Lowrie, a switch-hitter who has been injured often in his four-year Major League career, will become the Astros' starter at shortstop to replace Clint Barmes, who signed with the Pirates after one year in Houston. The move to the Astros gives Lowrie a chance to reunite with manager Brad Mills, who was Lowrie's bench coach with the Red Sox for two years.
"I'm excited," Lowrie said. "It's a great opportunity to reunite with Brad in Houston. I really enjoyed my time with him in Boston, and I'm looking forward to a great opportunity in Houston."
The Astros are getting a player in Lowrie who has struggled to stay healthy. A first-round pick by Boston in the 2005 First-Year Player Draft, Lowrie is a career .252 hitter with 19 homers and 117 RBIs in 256 games with the Red Sox since 2008. He batted .252 with six homers and 36 RBIs last season. "I think he's going to bring something to our ballclub," Mills said.
One thing Lowrie will bring is playoff experience, having helped the Red Sox reach the postseason in 2008 and '09. That will be important on a young Houston club that has inexperienced players all over the diamond as it continues to rebuild.
"I had a couple of years of playoff experience in Boston, and I think it was an opportunity for me to learn what it's like to be on the biggest stage in baseball," Lowrie said. "Now I want to bring that experience to Houston and that culture of a winning attitude to Houston. Even if a team is -- quote, unquote -- rebuilding, it's about winning. I'm going to do everything I can to help the Astros win."
Lowrie doesn't possess great range at shortstop, but his strength is his ability to hit left-handed pitching. He's a career .326 hitter with a .385 on-base percentage against left-handers, but against right-handers is just a .214 hitter with a .293 on-base percentage.
"If you look at my stats, especially through the Minor Leagues and back to college, almost all of my production came from he left side of the plate," Lowrie said. "I know I can hit from the left side. I've had a couple of injuries that have affected my left-handed swing. I'm not here to talk about that. I'm here to talk about the fact I know I'm a quality hitter from both sides of the plate, and I'm going to do the work necessary to get myself ready to be what I believe is a .300 hitter on both sides of the plate."
Weiland, a third-round pick of the Red Sox in the 2008 Draft, will compete for a spot in Houston's rotation. He made his Major League debut in '11, but struggled in limited time as a spot starter and reliever. Weiland, who started five games in seven appearances, went 0-3 with a 7.66 ERA in 24 2/3 innings, with 13 strikeouts and 12 walks.
"I've never been traded, obviously," Weiland said. "It came as a surprise to me, but at the same time, it's a great thing because when you get the call you're going to a place that's looking to have you and use you.
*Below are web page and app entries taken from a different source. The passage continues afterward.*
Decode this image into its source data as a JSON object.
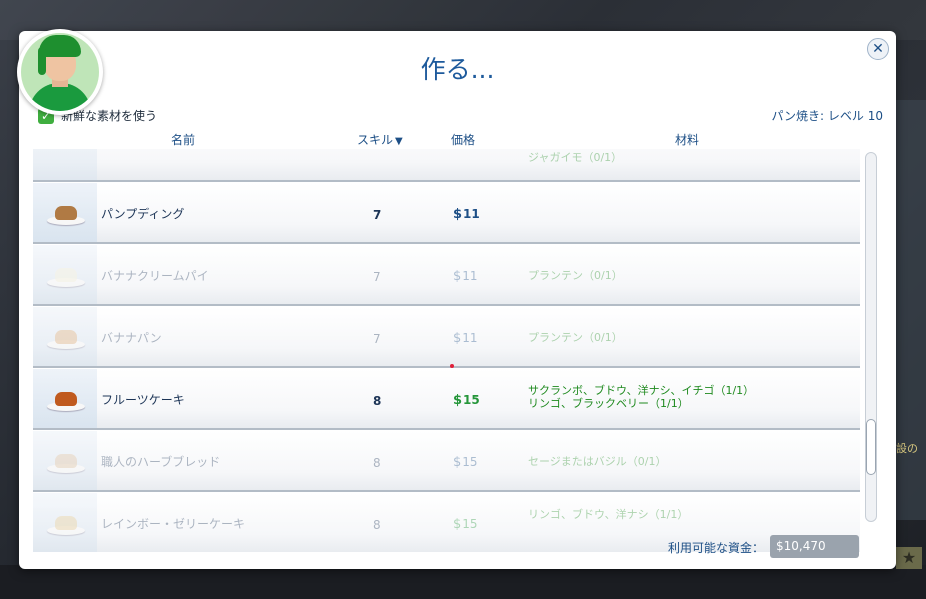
{
  "dialog": {
    "title": "作る...",
    "close_icon": "close-icon",
    "fresh_ingredients_label": "新鮮な素材を使う",
    "fresh_ingredients_checked": true,
    "skill_info": "パン焼き: レベル 10"
  },
  "columns": {
    "name": "名前",
    "skill": "スキル",
    "price": "価格",
    "materials": "材料"
  },
  "rows": [
    {
      "name": "",
      "skill": "",
      "price": "",
      "materials": "ジャガイモ（0/1）",
      "available": false,
      "food_color": "#e8e0d0"
    },
    {
      "name": "パンプディング",
      "skill": "7",
      "price": "11",
      "materials": "",
      "available": true,
      "food_color": "#b07a44"
    },
    {
      "name": "バナナクリームパイ",
      "skill": "7",
      "price": "11",
      "materials": "プランテン（0/1）",
      "available": false,
      "food_color": "#f4efd0"
    },
    {
      "name": "バナナパン",
      "skill": "7",
      "price": "11",
      "materials": "プランテン（0/1）",
      "available": false,
      "food_color": "#d99a5a"
    },
    {
      "name": "フルーツケーキ",
      "skill": "8",
      "price": "15",
      "materials": "サクランボ、ブドウ、洋ナシ、イチゴ（1/1）\nリンゴ、ブラックベリー（1/1）",
      "available": true,
      "food_color": "#c05a1e"
    },
    {
      "name": "職人のハーブブレッド",
      "skill": "8",
      "price": "15",
      "materials": "セージまたはバジル（0/1）",
      "available": false,
      "food_color": "#d8b48a"
    },
    {
      "name": "レインボー・ゼリーケーキ",
      "skill": "8",
      "price": "15",
      "materials": "リンゴ、ブドウ、洋ナシ（1/1）",
      "available": false,
      "food_color": "#e2c07a"
    }
  ],
  "currency_symbol": "$",
  "funds": {
    "label": "利用可能な資金：",
    "value": "$10,470"
  },
  "background": {
    "side_label": "設の",
    "star": "★"
  },
  "colors": {
    "accent": "#1d5a9c",
    "ok_green": "#1f8a1f"
  }
}
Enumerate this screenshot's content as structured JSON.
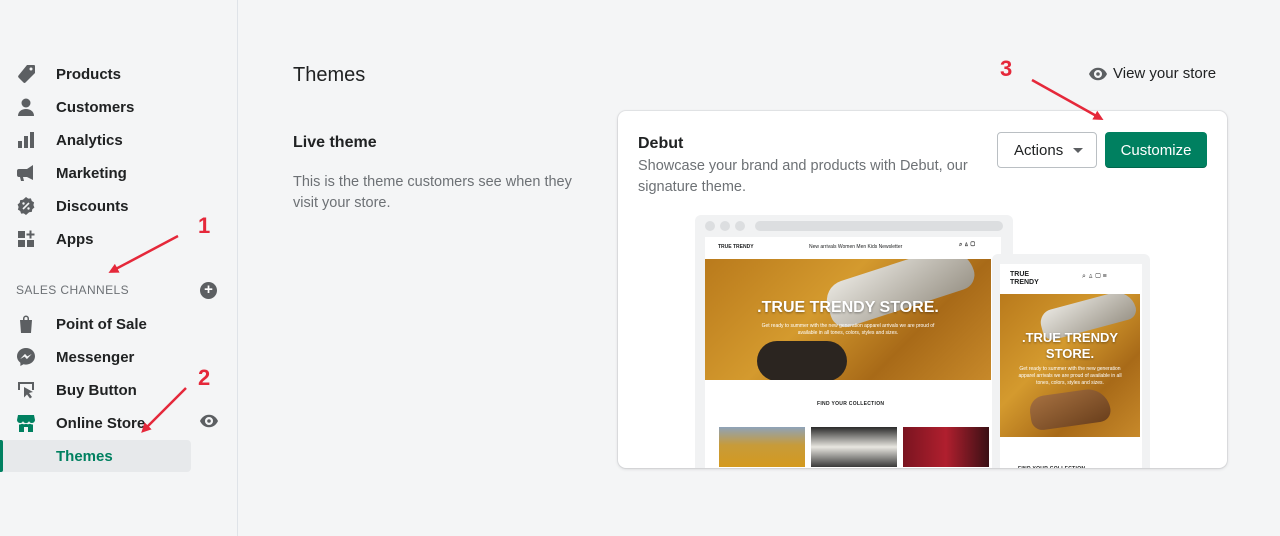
{
  "sidebar": {
    "items": [
      {
        "label": "Products",
        "icon": "tag-icon"
      },
      {
        "label": "Customers",
        "icon": "person-icon"
      },
      {
        "label": "Analytics",
        "icon": "bar-chart-icon"
      },
      {
        "label": "Marketing",
        "icon": "megaphone-icon"
      },
      {
        "label": "Discounts",
        "icon": "discount-icon"
      },
      {
        "label": "Apps",
        "icon": "apps-icon"
      }
    ],
    "sales_channels_heading": "SALES CHANNELS",
    "channels": [
      {
        "label": "Point of Sale",
        "icon": "shopify-bag-icon"
      },
      {
        "label": "Messenger",
        "icon": "messenger-icon"
      },
      {
        "label": "Buy Button",
        "icon": "buy-button-icon"
      },
      {
        "label": "Online Store",
        "icon": "store-icon"
      }
    ],
    "active_sub_item": "Themes"
  },
  "annotations": [
    "1",
    "2",
    "3"
  ],
  "main": {
    "title": "Themes",
    "view_store": "View your store",
    "live_theme": {
      "title": "Live theme",
      "description": "This is the theme customers see when they visit your store."
    },
    "theme_card": {
      "name": "Debut",
      "description": "Showcase your brand and products with Debut, our signature theme.",
      "actions_label": "Actions",
      "customize_label": "Customize"
    },
    "preview": {
      "logo_desktop": "TRUE TRENDY",
      "logo_mobile_line1": "TRUE",
      "logo_mobile_line2": "TRENDY",
      "nav_links": "New arrivals   Women   Men   Kids   Newsletter",
      "hero_title": ".TRUE TRENDY STORE.",
      "hero_text": "Get ready to summer with the new generation apparel arrivals we are proud of available in all tones, colors, styles and sizes.",
      "collection_heading": "FIND YOUR COLLECTION"
    }
  },
  "colors": {
    "accent": "#008060",
    "annotation": "#e5283a"
  }
}
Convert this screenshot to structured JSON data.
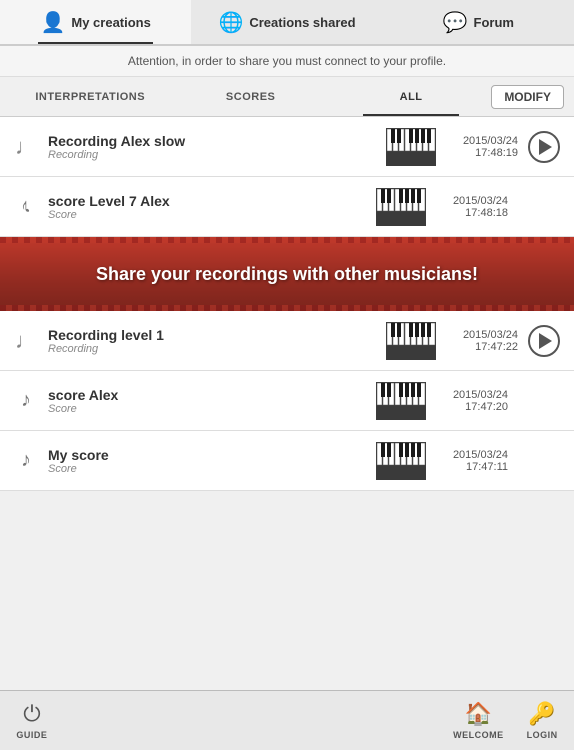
{
  "nav": {
    "tabs": [
      {
        "id": "my-creations",
        "label": "My creations",
        "icon": "👤",
        "active": true
      },
      {
        "id": "creations-shared",
        "label": "Creations shared",
        "icon": "🌐",
        "active": false
      },
      {
        "id": "forum",
        "label": "Forum",
        "icon": "💬",
        "active": false
      }
    ]
  },
  "attention": {
    "text": "Attention, in order to share you must connect to your profile."
  },
  "filters": {
    "tabs": [
      {
        "id": "interpretations",
        "label": "INTERPRETATIONS",
        "active": false
      },
      {
        "id": "scores",
        "label": "SCORES",
        "active": false
      },
      {
        "id": "all",
        "label": "ALL",
        "active": true
      }
    ],
    "modify_label": "MODIFY"
  },
  "items": [
    {
      "id": "item-1",
      "type_icon": "♩",
      "title": "Recording Alex slow",
      "subtitle": "Recording",
      "date": "2015/03/24",
      "time": "17:48:19",
      "has_play": true
    },
    {
      "id": "item-2",
      "type_icon": "𝄢",
      "title": "score Level 7 Alex",
      "subtitle": "Score",
      "date": "2015/03/24",
      "time": "17:48:18",
      "has_play": false
    }
  ],
  "promo": {
    "text": "Share your recordings with other musicians!"
  },
  "items_below": [
    {
      "id": "item-3",
      "type_icon": "♩",
      "title": "Recording level 1",
      "subtitle": "Recording",
      "date": "2015/03/24",
      "time": "17:47:22",
      "has_play": true
    },
    {
      "id": "item-4",
      "type_icon": "𝄢",
      "title": "score Alex",
      "subtitle": "Score",
      "date": "2015/03/24",
      "time": "17:47:20",
      "has_play": false
    },
    {
      "id": "item-5",
      "type_icon": "𝄢",
      "title": "My score",
      "subtitle": "Score",
      "date": "2015/03/24",
      "time": "17:47:11",
      "has_play": false
    }
  ],
  "bottom_bar": {
    "guide_label": "GUIDE",
    "welcome_label": "WELCOME",
    "login_label": "LOGIN"
  },
  "colors": {
    "accent": "#c0392b",
    "nav_bg": "#e8e8e8",
    "active_underline": "#333"
  }
}
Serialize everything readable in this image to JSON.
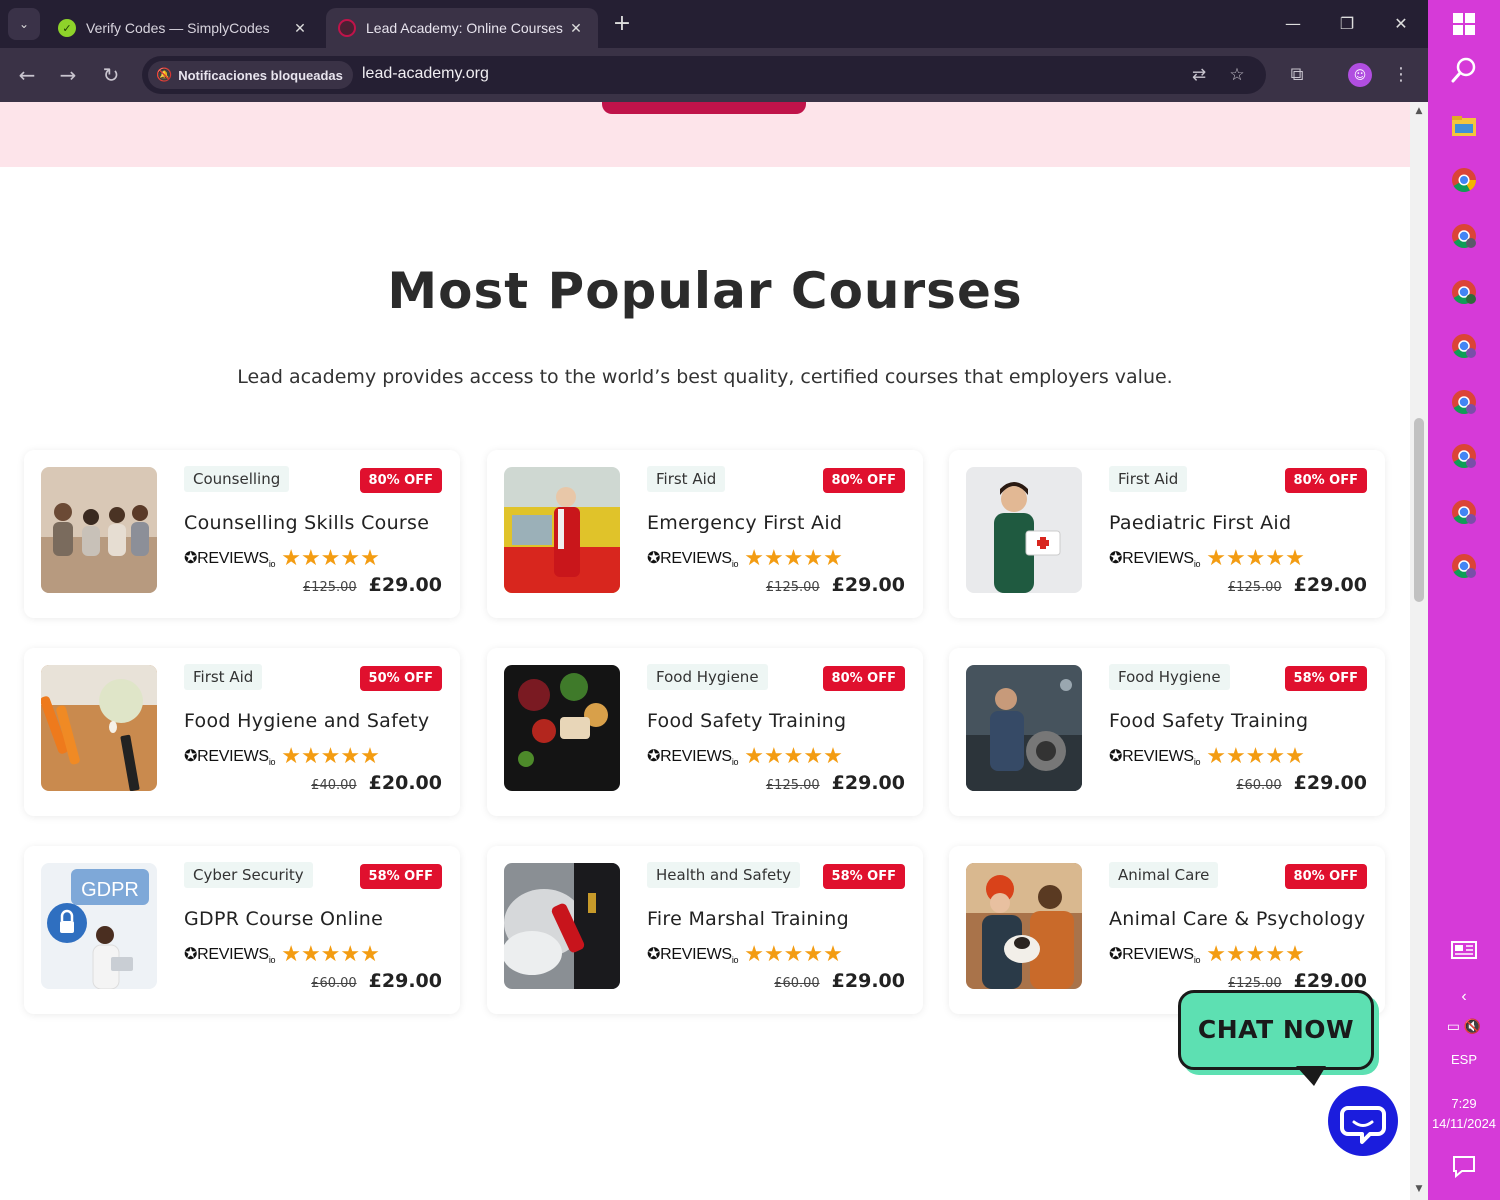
{
  "browser": {
    "tabs": [
      {
        "title": "Verify Codes — SimplyCodes",
        "active": false
      },
      {
        "title": "Lead Academy: Online Courses",
        "active": true
      }
    ],
    "site_chip": "Notificaciones bloqueadas",
    "url": "lead-academy.org"
  },
  "page": {
    "section_title": "Most Popular Courses",
    "section_subtitle": "Lead academy provides access to the world’s best quality, certified courses that employers value.",
    "reviews_brand": "REVIEWS",
    "reviews_suffix": "io",
    "stars": "★★★★★",
    "courses": [
      {
        "category": "Counselling",
        "discount": "80% OFF",
        "title": "Counselling Skills Course",
        "old_price": "£125.00",
        "price": "£29.00"
      },
      {
        "category": "First Aid",
        "discount": "80% OFF",
        "title": "Emergency First Aid",
        "old_price": "£125.00",
        "price": "£29.00"
      },
      {
        "category": "First Aid",
        "discount": "80% OFF",
        "title": "Paediatric First Aid",
        "old_price": "£125.00",
        "price": "£29.00"
      },
      {
        "category": "First Aid",
        "discount": "50% OFF",
        "title": "Food Hygiene and Safety",
        "old_price": "£40.00",
        "price": "£20.00"
      },
      {
        "category": "Food Hygiene",
        "discount": "80% OFF",
        "title": "Food Safety Training",
        "old_price": "£125.00",
        "price": "£29.00"
      },
      {
        "category": "Food Hygiene",
        "discount": "58% OFF",
        "title": "Food Safety Training",
        "old_price": "£60.00",
        "price": "£29.00"
      },
      {
        "category": "Cyber Security",
        "discount": "58% OFF",
        "title": "GDPR Course Online",
        "old_price": "£60.00",
        "price": "£29.00",
        "thumb_label": "GDPR"
      },
      {
        "category": "Health and Safety",
        "discount": "58% OFF",
        "title": "Fire Marshal Training",
        "old_price": "£60.00",
        "price": "£29.00"
      },
      {
        "category": "Animal Care",
        "discount": "80% OFF",
        "title": "Animal Care & Psychology",
        "old_price": "£125.00",
        "price": "£29.00"
      }
    ],
    "chat_label": "CHAT NOW"
  },
  "taskbar": {
    "language": "ESP",
    "time": "7:29",
    "date": "14/11/2024"
  },
  "colors": {
    "brand_red": "#c0134a",
    "badge_red": "#e0102e",
    "pink_band": "#fde4ea",
    "chat_green": "#5de0b2",
    "chat_blue": "#1b1ddd",
    "taskbar": "#d63ad8",
    "star": "#f39c12"
  }
}
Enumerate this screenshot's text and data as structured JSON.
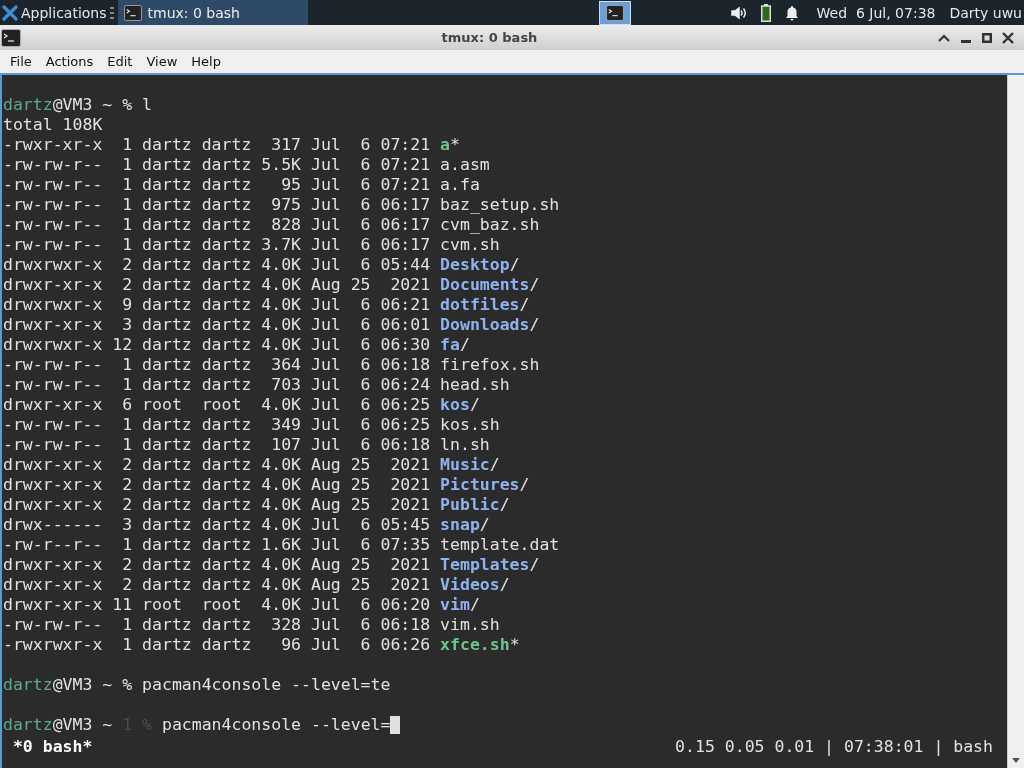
{
  "panel": {
    "apps_label": "Applications",
    "tasks": [
      {
        "label": "tmux: 0 bash",
        "selected": true
      }
    ],
    "workspaces": [
      {
        "selected": true
      }
    ],
    "clock": "Wed  6 Jul, 07:38",
    "user": "Darty uwu"
  },
  "window": {
    "title": "tmux: 0 bash"
  },
  "menu": [
    "File",
    "Actions",
    "Edit",
    "View",
    "Help"
  ],
  "terminal": {
    "lines": [
      {
        "kind": "blank"
      },
      {
        "kind": "prompt",
        "user": "dartz",
        "host": "@VM3 ~",
        "symbol": "%",
        "command": "l"
      },
      {
        "kind": "text",
        "text": "total 108K"
      },
      {
        "kind": "exec",
        "info": "-rwxr-xr-x  1 dartz dartz  317 Jul  6 07:21",
        "name": "a",
        "suffix": "*"
      },
      {
        "kind": "file",
        "info": "-rw-rw-r--  1 dartz dartz 5.5K Jul  6 07:21",
        "name": "a.asm"
      },
      {
        "kind": "file",
        "info": "-rw-rw-r--  1 dartz dartz   95 Jul  6 07:21",
        "name": "a.fa"
      },
      {
        "kind": "file",
        "info": "-rw-rw-r--  1 dartz dartz  975 Jul  6 06:17",
        "name": "baz_setup.sh"
      },
      {
        "kind": "file",
        "info": "-rw-rw-r--  1 dartz dartz  828 Jul  6 06:17",
        "name": "cvm_baz.sh"
      },
      {
        "kind": "file",
        "info": "-rw-rw-r--  1 dartz dartz 3.7K Jul  6 06:17",
        "name": "cvm.sh"
      },
      {
        "kind": "dir",
        "info": "drwxrwxr-x  2 dartz dartz 4.0K Jul  6 05:44",
        "name": "Desktop",
        "suffix": "/"
      },
      {
        "kind": "dir",
        "info": "drwxr-xr-x  2 dartz dartz 4.0K Aug 25  2021",
        "name": "Documents",
        "suffix": "/"
      },
      {
        "kind": "dir",
        "info": "drwxrwxr-x  9 dartz dartz 4.0K Jul  6 06:21",
        "name": "dotfiles",
        "suffix": "/"
      },
      {
        "kind": "dir",
        "info": "drwxr-xr-x  3 dartz dartz 4.0K Jul  6 06:01",
        "name": "Downloads",
        "suffix": "/"
      },
      {
        "kind": "dir",
        "info": "drwxrwxr-x 12 dartz dartz 4.0K Jul  6 06:30",
        "name": "fa",
        "suffix": "/"
      },
      {
        "kind": "file",
        "info": "-rw-rw-r--  1 dartz dartz  364 Jul  6 06:18",
        "name": "firefox.sh"
      },
      {
        "kind": "file",
        "info": "-rw-rw-r--  1 dartz dartz  703 Jul  6 06:24",
        "name": "head.sh"
      },
      {
        "kind": "dir",
        "info": "drwxr-xr-x  6 root  root  4.0K Jul  6 06:25",
        "name": "kos",
        "suffix": "/"
      },
      {
        "kind": "file",
        "info": "-rw-rw-r--  1 dartz dartz  349 Jul  6 06:25",
        "name": "kos.sh"
      },
      {
        "kind": "file",
        "info": "-rw-rw-r--  1 dartz dartz  107 Jul  6 06:18",
        "name": "ln.sh"
      },
      {
        "kind": "dir",
        "info": "drwxr-xr-x  2 dartz dartz 4.0K Aug 25  2021",
        "name": "Music",
        "suffix": "/"
      },
      {
        "kind": "dir",
        "info": "drwxr-xr-x  2 dartz dartz 4.0K Aug 25  2021",
        "name": "Pictures",
        "suffix": "/"
      },
      {
        "kind": "dir",
        "info": "drwxr-xr-x  2 dartz dartz 4.0K Aug 25  2021",
        "name": "Public",
        "suffix": "/"
      },
      {
        "kind": "dir",
        "info": "drwx------  3 dartz dartz 4.0K Jul  6 05:45",
        "name": "snap",
        "suffix": "/"
      },
      {
        "kind": "file",
        "info": "-rw-r--r--  1 dartz dartz 1.6K Jul  6 07:35",
        "name": "template.dat"
      },
      {
        "kind": "dir",
        "info": "drwxr-xr-x  2 dartz dartz 4.0K Aug 25  2021",
        "name": "Templates",
        "suffix": "/"
      },
      {
        "kind": "dir",
        "info": "drwxr-xr-x  2 dartz dartz 4.0K Aug 25  2021",
        "name": "Videos",
        "suffix": "/"
      },
      {
        "kind": "dir",
        "info": "drwxr-xr-x 11 root  root  4.0K Jul  6 06:20",
        "name": "vim",
        "suffix": "/"
      },
      {
        "kind": "file",
        "info": "-rw-rw-r--  1 dartz dartz  328 Jul  6 06:18",
        "name": "vim.sh"
      },
      {
        "kind": "exec",
        "info": "-rwxrwxr-x  1 dartz dartz   96 Jul  6 06:26",
        "name": "xfce.sh",
        "suffix": "*"
      },
      {
        "kind": "blank"
      },
      {
        "kind": "prompt",
        "user": "dartz",
        "host": "@VM3 ~",
        "symbol": "%",
        "command": "pacman4console --level=te"
      },
      {
        "kind": "blank"
      },
      {
        "kind": "prompt",
        "user": "dartz",
        "host": "@VM3 ~",
        "exit_code": "1",
        "symbol": "%",
        "command": "pacman4console --level=",
        "cursor": true
      }
    ]
  },
  "tmux_status": {
    "windows": [
      "*0 bash*"
    ],
    "right": "0.15 0.05 0.01 | 07:38:01 | bash"
  }
}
That's why they traded for you. It's a great opportunity. I'm going to get the chance to earn a roster spot, but nothing is going to be handed to me."
Weiland will be among a handful of players competing for a starting spot in Houston's rotation next year, a list that includes Jordan Lyles, Henry Sosa and Lucas Harrell.
"Any time you've got a guy's arm like [Weiland] has and what he's able to bring to the table, we want to give this guy a chance to put some innings in for us and utilize his stuff," Mills said.
Melancon, 26, could fill Boston's need for a closer. He pitched in a career-high 71 games for the Astros last season and was 8-4 with a 2.78 ERA and saved 20 games. Mills said it's too early to address the team's closer situation for next year, but veteran Brandon Lyon should be healthy after missing most of last season with a shoulder injury.
The Astros acquired Melancon from the Yankees at the Trade Deadline in 2010 as part of the Lance Berkman deal.
"For me, it's the classic win-win trade," Luhnow said. "Boston had the need for a bullpen arm. We're going to suffer a loss in our bullpen by not having Melancon there for us, but what we're able to get back is a guy who can play a premium position and who has had success with the bat and who has done a lot of good things. To add on top of that a young pitcher capable of being a starting pitcher in the big leagues, we felt this is an opportunity to take advantage of."
To make room on the 40-man roster, the Astros designated infielder/outfielder Brian Bixler for assignment. Bixler was acquired off waivers from the Nationals last month after appearing in 79 games for Washington, hitting .205.